Bonus: You can take a Material SVG icon, open it in Sketch (double-click on Mac), and make the same alterations as above to make the fill responsive in FileMaker. Just make sure you copy only the icon shapes, and there are no other invisible artifacts present when you copy the icon, such as a masking rectangle. You can see these in the layers palette. Select the mask and delete it if present.

Links:

SVG Wikipedia page: https://en.wikipedia.org/wiki/Scalable_Vector_Graphics

W3 Schools SVG Tutorial: https://www.w3schools.com/graphics/svg_intro.asp

FileMaker SVG Grammar for Buttons: https://fmhelp.filemaker.com/docs/edition/en/svg/

About Sketch Artboards: https://www.sketchapp.com/docs/grouping/artboards/

SVG 2 Language Reference: https://svgwg.org/svg2-draft/Overview.html

Grouping the “g” element: https://svgwg.org/svg2-draft/struct.html#TermContainerElement

5 Things

5 Hidden FileMaker Design Tools I’m Thankful For

Over time, one collects bits and pieces of knowledge about different corners of development. Features that are a little more difficult to discover, or shortcuts that can help out in a pinch. Some of these nuggets can make developing faster, easier, or more accurate.
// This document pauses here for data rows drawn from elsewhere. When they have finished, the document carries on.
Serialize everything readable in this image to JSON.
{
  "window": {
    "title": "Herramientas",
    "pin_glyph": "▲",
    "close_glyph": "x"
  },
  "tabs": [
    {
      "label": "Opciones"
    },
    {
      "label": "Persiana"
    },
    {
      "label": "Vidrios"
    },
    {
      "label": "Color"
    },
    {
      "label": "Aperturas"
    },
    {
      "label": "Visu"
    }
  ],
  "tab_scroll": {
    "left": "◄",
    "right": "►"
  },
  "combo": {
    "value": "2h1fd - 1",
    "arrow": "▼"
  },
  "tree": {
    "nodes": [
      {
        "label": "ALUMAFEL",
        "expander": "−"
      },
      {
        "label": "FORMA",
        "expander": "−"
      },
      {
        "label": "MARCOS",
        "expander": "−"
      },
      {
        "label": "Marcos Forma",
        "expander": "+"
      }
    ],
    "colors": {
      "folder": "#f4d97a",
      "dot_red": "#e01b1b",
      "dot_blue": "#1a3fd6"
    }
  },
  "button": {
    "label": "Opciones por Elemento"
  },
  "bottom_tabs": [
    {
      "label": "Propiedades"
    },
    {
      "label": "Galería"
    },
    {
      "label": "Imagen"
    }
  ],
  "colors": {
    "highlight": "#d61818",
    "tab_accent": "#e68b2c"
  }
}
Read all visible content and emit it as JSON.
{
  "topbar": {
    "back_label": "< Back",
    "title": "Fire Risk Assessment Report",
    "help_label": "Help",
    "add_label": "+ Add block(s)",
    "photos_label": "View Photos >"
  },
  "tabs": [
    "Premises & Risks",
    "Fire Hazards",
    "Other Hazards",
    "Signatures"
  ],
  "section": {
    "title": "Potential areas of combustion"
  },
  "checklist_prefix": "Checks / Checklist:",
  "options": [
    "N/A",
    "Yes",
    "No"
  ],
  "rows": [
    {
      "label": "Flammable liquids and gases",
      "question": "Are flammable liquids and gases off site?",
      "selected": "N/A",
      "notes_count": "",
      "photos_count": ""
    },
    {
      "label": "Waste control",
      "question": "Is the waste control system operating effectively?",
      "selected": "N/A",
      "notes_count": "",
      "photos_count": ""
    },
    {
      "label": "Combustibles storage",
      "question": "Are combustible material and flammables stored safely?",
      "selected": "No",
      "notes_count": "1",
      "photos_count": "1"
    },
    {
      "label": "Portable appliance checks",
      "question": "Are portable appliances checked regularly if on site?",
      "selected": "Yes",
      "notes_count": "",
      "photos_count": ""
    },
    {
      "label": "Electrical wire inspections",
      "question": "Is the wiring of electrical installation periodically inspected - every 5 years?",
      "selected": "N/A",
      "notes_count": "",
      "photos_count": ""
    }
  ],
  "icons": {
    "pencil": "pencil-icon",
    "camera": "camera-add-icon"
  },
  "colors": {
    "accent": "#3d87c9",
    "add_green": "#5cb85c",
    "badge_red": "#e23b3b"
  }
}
Here are five helpful features you may or may not already know about, but which I’m thankful we have available.

Read More
Converting From Classic Part 1

Converting from the Classic Theme Part 1: The Guts

Many of us who have been working in FileMaker for some time have solutions built on the Classic Theme. “Classic” sounds good, doesn’t it? Who wouldn’t want to build something “Classic?” Well, fellow FileMaker developers, in this case we do want to clear out that old classic, Classic Theme. In this article, find out about a 2-step process to update the meat of your layouts to something leaner, faster, and better-looking than the good old Classic solution you have today.

Read More
Colour

Visual Design Basics for FileMaker: Colour

The fourth in a series on the basics of visual design for FileMaker. Colour is one of the most important elements of a design. Since vision is our most dominant sense, colour has an enormous impact on the feeling of a design. But it’s easy to overdo colour, so use it wisely! Here are some important facts about designing with colour.

When creating a design, choosing colours is one of the most important aesthetic decisions you will make, because it is one of the first things people will notice about it. You have the power to attract or repel users with your use of colour. (I hope you want to attract them, in which case, please read on!) Despite its importance, or maybe because of it, using colour well can be tricky.

Read More
Back To Top